### What you need to do:
What is needed is the run of lines from the one with "Convert this screenshot" through the close of the data, set down exactly.

(Web page and app entries)
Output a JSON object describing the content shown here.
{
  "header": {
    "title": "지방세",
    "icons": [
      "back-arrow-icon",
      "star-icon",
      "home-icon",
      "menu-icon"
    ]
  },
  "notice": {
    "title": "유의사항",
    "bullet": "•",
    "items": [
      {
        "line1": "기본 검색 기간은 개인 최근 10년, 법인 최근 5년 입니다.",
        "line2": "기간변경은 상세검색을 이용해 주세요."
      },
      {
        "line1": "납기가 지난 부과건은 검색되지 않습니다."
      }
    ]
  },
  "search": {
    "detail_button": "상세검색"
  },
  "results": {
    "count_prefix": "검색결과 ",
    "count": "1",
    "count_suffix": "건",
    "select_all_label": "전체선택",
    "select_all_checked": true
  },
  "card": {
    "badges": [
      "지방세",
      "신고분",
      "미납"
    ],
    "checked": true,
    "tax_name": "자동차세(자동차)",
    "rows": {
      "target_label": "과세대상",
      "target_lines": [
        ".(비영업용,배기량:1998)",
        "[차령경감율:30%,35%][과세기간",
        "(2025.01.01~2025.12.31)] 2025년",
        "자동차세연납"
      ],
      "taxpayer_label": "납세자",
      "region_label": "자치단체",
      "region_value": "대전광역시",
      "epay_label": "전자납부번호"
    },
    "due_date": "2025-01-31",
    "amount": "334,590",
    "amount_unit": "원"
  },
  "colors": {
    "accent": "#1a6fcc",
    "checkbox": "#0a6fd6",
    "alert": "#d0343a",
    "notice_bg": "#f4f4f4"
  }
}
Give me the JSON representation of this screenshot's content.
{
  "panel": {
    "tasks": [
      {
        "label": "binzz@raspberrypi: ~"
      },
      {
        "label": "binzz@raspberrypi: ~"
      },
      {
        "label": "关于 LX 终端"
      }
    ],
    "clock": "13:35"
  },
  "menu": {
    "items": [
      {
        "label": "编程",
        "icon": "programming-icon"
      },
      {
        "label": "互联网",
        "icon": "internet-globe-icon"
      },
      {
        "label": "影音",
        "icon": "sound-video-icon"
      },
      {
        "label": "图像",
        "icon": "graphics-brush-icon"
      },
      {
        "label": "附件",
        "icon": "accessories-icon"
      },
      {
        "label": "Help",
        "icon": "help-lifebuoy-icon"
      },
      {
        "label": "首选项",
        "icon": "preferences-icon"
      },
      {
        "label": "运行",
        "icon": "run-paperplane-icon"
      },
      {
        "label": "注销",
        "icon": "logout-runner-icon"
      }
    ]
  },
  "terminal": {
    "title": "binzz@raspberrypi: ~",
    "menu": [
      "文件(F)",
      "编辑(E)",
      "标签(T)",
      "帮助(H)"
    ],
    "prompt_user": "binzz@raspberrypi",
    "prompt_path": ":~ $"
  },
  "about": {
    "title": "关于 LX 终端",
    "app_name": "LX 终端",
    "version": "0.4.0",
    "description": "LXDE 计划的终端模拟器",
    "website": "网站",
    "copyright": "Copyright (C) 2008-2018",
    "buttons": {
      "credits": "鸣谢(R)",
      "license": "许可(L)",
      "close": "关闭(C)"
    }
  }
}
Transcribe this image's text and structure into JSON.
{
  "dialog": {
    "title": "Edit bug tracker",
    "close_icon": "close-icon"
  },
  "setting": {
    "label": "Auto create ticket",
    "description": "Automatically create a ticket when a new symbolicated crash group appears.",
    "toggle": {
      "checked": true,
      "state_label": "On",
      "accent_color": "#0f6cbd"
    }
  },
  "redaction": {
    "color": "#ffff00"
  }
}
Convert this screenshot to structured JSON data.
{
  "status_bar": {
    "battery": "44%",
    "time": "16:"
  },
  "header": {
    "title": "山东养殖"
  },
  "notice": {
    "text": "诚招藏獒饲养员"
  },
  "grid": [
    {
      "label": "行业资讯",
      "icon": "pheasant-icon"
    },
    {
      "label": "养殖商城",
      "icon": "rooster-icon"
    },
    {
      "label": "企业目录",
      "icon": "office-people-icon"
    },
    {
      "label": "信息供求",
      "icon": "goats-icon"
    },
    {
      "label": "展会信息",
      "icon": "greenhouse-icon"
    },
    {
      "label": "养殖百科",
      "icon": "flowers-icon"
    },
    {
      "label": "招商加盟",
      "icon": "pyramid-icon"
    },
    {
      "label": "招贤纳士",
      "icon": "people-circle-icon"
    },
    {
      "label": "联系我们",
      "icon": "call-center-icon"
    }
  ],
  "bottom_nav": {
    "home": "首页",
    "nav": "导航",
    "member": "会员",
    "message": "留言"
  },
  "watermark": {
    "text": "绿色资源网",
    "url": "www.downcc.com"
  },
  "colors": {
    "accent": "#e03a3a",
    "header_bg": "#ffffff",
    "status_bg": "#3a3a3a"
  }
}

### Written reply:
Convert this screenshot to structured JSON data.
{
  "status_bar": {
    "battery": "44%",
    "time": "16:"
  },
  "header": {
    "title": "山东养殖"
  },
  "notice": {
    "text": "诚招藏獒饲养员"
  },
  "grid": [
    {
      "label": "行业资讯",
      "icon": "pheasant-icon"
    },
    {
      "label": "养殖商城",
      "icon": "rooster-icon"
    },
    {
      "label": "企业目录",
      "icon": "office-people-icon"
    },
    {
      "label": "信息供求",
      "icon": "goats-icon"
    },
    {
      "label": "展会信息",
      "icon": "greenhouse-icon"
    },
    {
      "label": "养殖百科",
      "icon": "flowers-icon"
    },
    {
      "label": "招商加盟",
      "icon": "pyramid-icon"
    },
    {
      "label": "招贤纳士",
      "icon": "people-circle-icon"
    },
    {
      "label": "联系我们",
      "icon": "call-center-icon"
    }
  ],
  "bottom_nav": {
    "home": "首页",
    "nav": "导航",
    "member": "会员",
    "message": "留言"
  },
  "watermark": {
    "text": "绿色资源网",
    "url": "www.downcc.com"
  },
  "colors": {
    "accent": "#e03a3a",
    "header_bg": "#ffffff",
    "status_bg": "#3a3a3a"
  }
}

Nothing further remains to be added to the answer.